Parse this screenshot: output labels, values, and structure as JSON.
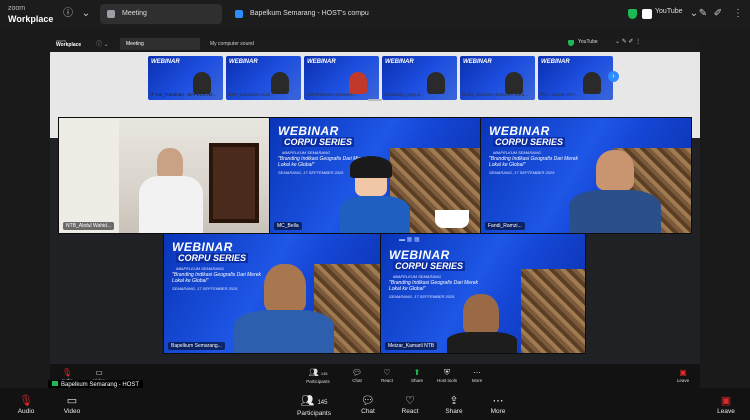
{
  "app": {
    "brand_line1": "zoom",
    "brand_line2": "Workplace"
  },
  "tabs": [
    {
      "label": "Meeting"
    },
    {
      "label": "Bapelkum Semarang - HOST's compu"
    }
  ],
  "topright": {
    "youtube": "YouTube"
  },
  "inner": {
    "brand_line1": "zoom",
    "brand_line2": "Workplace",
    "tab_meeting": "Meeting",
    "tab_screen": "My computer sound",
    "youtube": "YouTube"
  },
  "filmstrip": {
    "names": [
      "IT Gal_Frandrian - BAPELKUM...",
      "NTB_Kurniaban Sule...",
      "Luth Rahman-Sulawesi...",
      "Semarang_Bagus...",
      "Budhi_Satrianto-Sulawesi Bara...",
      "Pho - Kawan DIY..."
    ]
  },
  "webinar": {
    "title": "WEBINAR",
    "series": "CORPU SERIES",
    "org": "#BAPELKUM SEMARANG",
    "topic": "\"Branding Indikasi Geografis Dari Merek Lokal ke Global\"",
    "date": "SEMARANG, 17 SEPTEMBER 2025"
  },
  "tiles": [
    {
      "name": "NTB_Abdul Wahid..."
    },
    {
      "name": "MC_Bella"
    },
    {
      "name": "Fandi_Ramzi..."
    },
    {
      "name": "Bapelkum Semarang..."
    },
    {
      "name": "Meizar_Kamaril NTB"
    }
  ],
  "inner_controls": {
    "audio": "Audio",
    "video": "Video",
    "participants": "Participants",
    "participants_count": "145",
    "chat": "Chat",
    "react": "React",
    "share": "Share",
    "host_tools": "Host tools",
    "more": "More",
    "leave": "Leave"
  },
  "sharing_label": "Bapelkum Semarang - HOST",
  "controls": {
    "audio": "Audio",
    "video": "Video",
    "participants": "Participants",
    "participants_count": "145",
    "chat": "Chat",
    "react": "React",
    "share": "Share",
    "more": "More",
    "leave": "Leave"
  },
  "colors": {
    "accent": "#1e56e6",
    "leave": "#e02828",
    "online": "#1db954"
  }
}
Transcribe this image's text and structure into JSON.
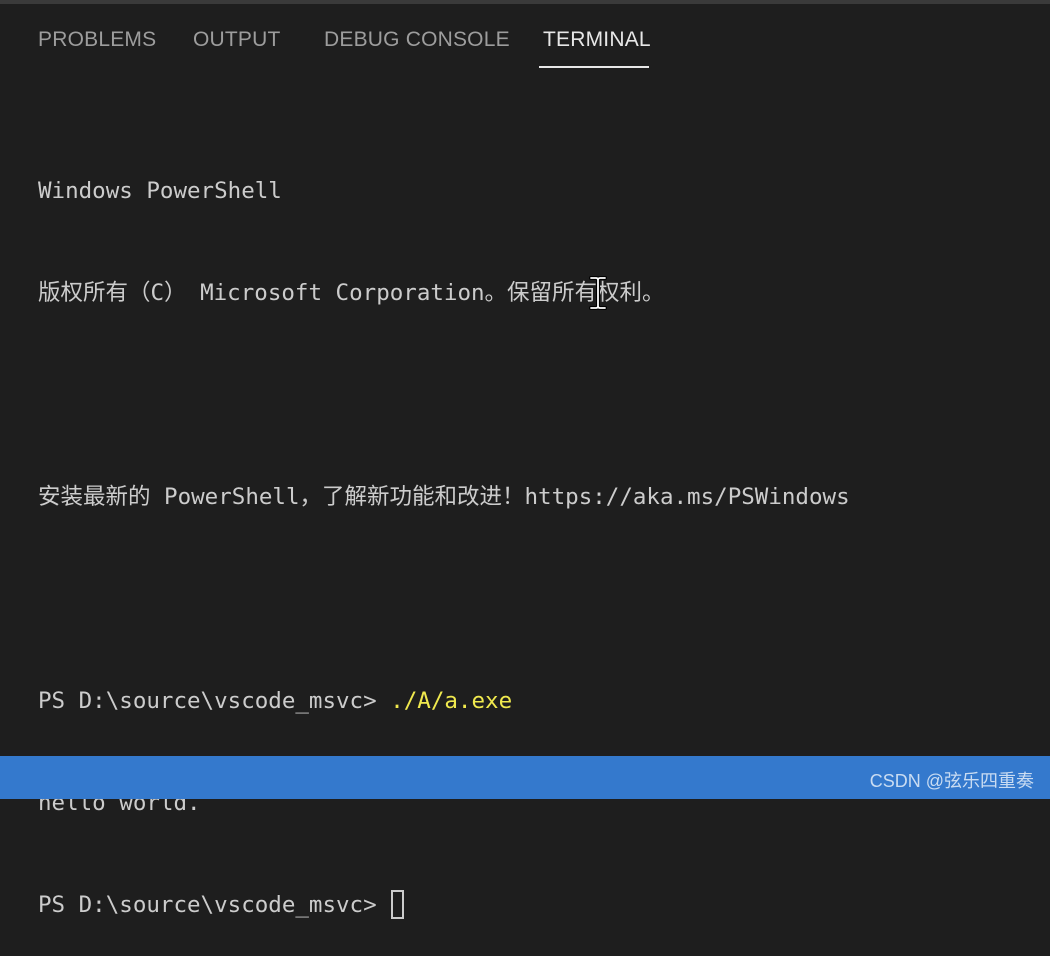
{
  "panel": {
    "tabs": [
      {
        "label": "PROBLEMS",
        "active": false
      },
      {
        "label": "OUTPUT",
        "active": false
      },
      {
        "label": "DEBUG CONSOLE",
        "active": false
      },
      {
        "label": "TERMINAL",
        "active": true
      }
    ]
  },
  "terminal": {
    "lines": [
      "Windows PowerShell",
      "版权所有（C） Microsoft Corporation。保留所有权利。",
      "",
      "安装最新的 PowerShell，了解新功能和改进！https://aka.ms/PSWindows",
      ""
    ],
    "prompt": "PS D:\\source\\vscode_msvc> ",
    "command": "./A/a.exe",
    "output": "hello world.",
    "prompt2": "PS D:\\source\\vscode_msvc>"
  },
  "status_bar": {
    "watermark": "CSDN @弦乐四重奏"
  },
  "colors": {
    "background": "#1e1e1e",
    "tab_inactive": "#9d9d9d",
    "tab_active": "#e7e7e7",
    "terminal_text": "#cccccc",
    "command": "#f0e94e",
    "status_bar": "#3479cd"
  },
  "icons": {
    "mouse_pointer": "text-cursor-ibeam-icon",
    "terminal_cursor": "block-cursor-icon"
  }
}
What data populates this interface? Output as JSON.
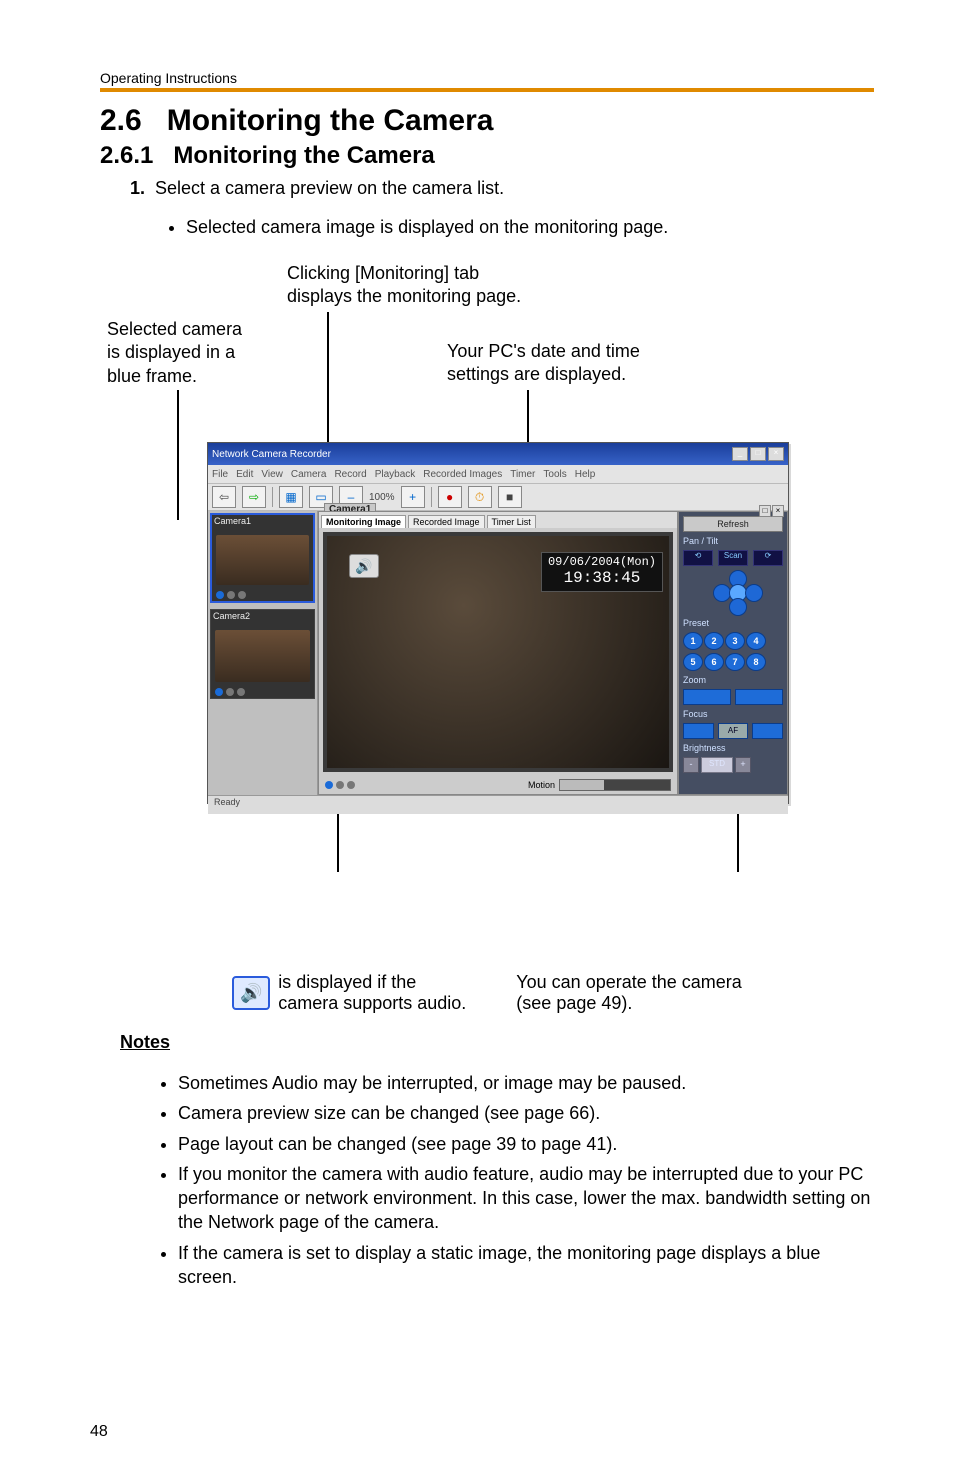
{
  "running_head": "Operating Instructions",
  "section_number": "2.6",
  "section_title": "Monitoring the Camera",
  "sub_number": "2.6.1",
  "sub_title": "Monitoring the Camera",
  "step_num": "1.",
  "step_text": "Select a camera preview on the camera list.",
  "step_sub": "Selected camera image is displayed on the monitoring page.",
  "callouts": {
    "top_center_l1": "Clicking [Monitoring] tab",
    "top_center_l2": "displays the monitoring page.",
    "top_left_l1": "Selected camera",
    "top_left_l2": "is displayed in a",
    "top_left_l3": "blue frame.",
    "top_right_l1": "Your PC's date and time",
    "top_right_l2": "settings are displayed.",
    "bottom_audio_line1": " is displayed if the",
    "bottom_audio_line2": "camera supports audio.",
    "bottom_operate_l1": "You can operate the camera",
    "bottom_operate_l2": "(see page 49)."
  },
  "app": {
    "title": "Network Camera Recorder",
    "menus": [
      "File",
      "Edit",
      "View",
      "Camera",
      "Record",
      "Playback",
      "Recorded Images",
      "Timer",
      "Tools",
      "Help"
    ],
    "toolbar_zoom": "100%",
    "pane_title": "Camera1",
    "tabs": [
      "Monitoring Image",
      "Recorded Image",
      "Timer List"
    ],
    "timestamp_date": "09/06/2004(Mon)",
    "timestamp_time": "19:38:45",
    "motion_label": "Motion",
    "status": "Ready",
    "cam1_label": "Camera1",
    "cam2_label": "Camera2",
    "right": {
      "refresh": "Refresh",
      "pantilt": "Pan / Tilt",
      "scan": "Scan",
      "preset": "Preset",
      "presets": [
        "1",
        "2",
        "3",
        "4",
        "5",
        "6",
        "7",
        "8"
      ],
      "zoom": "Zoom",
      "focus": "Focus",
      "af": "AF",
      "brightness": "Brightness",
      "std": "STD"
    }
  },
  "notes_head": "Notes",
  "notes": [
    "Sometimes Audio may be interrupted, or image may be paused.",
    "Camera preview size can be changed (see page 66).",
    "Page layout can be changed (see page 39 to page 41).",
    "If you monitor the camera with audio feature, audio may be interrupted due to your PC performance or network environment. In this case, lower the max. bandwidth setting on the Network page of the camera.",
    "If the camera is set to display a static image, the monitoring page displays a blue screen."
  ],
  "page_number": "48"
}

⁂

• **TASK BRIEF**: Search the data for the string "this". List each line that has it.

• **FINISHED TASK**:
Parse this screenshot: output labels, values, and structure as JSON.
Transcribe this image's text and structure into JSON.
What data populates this interface? Output as JSON.
    "If you monitor the camera with audio feature, audio may be interrupted due to your PC performance or network environment. In this case, lower the max. bandwidth setting on the Network page of the camera.",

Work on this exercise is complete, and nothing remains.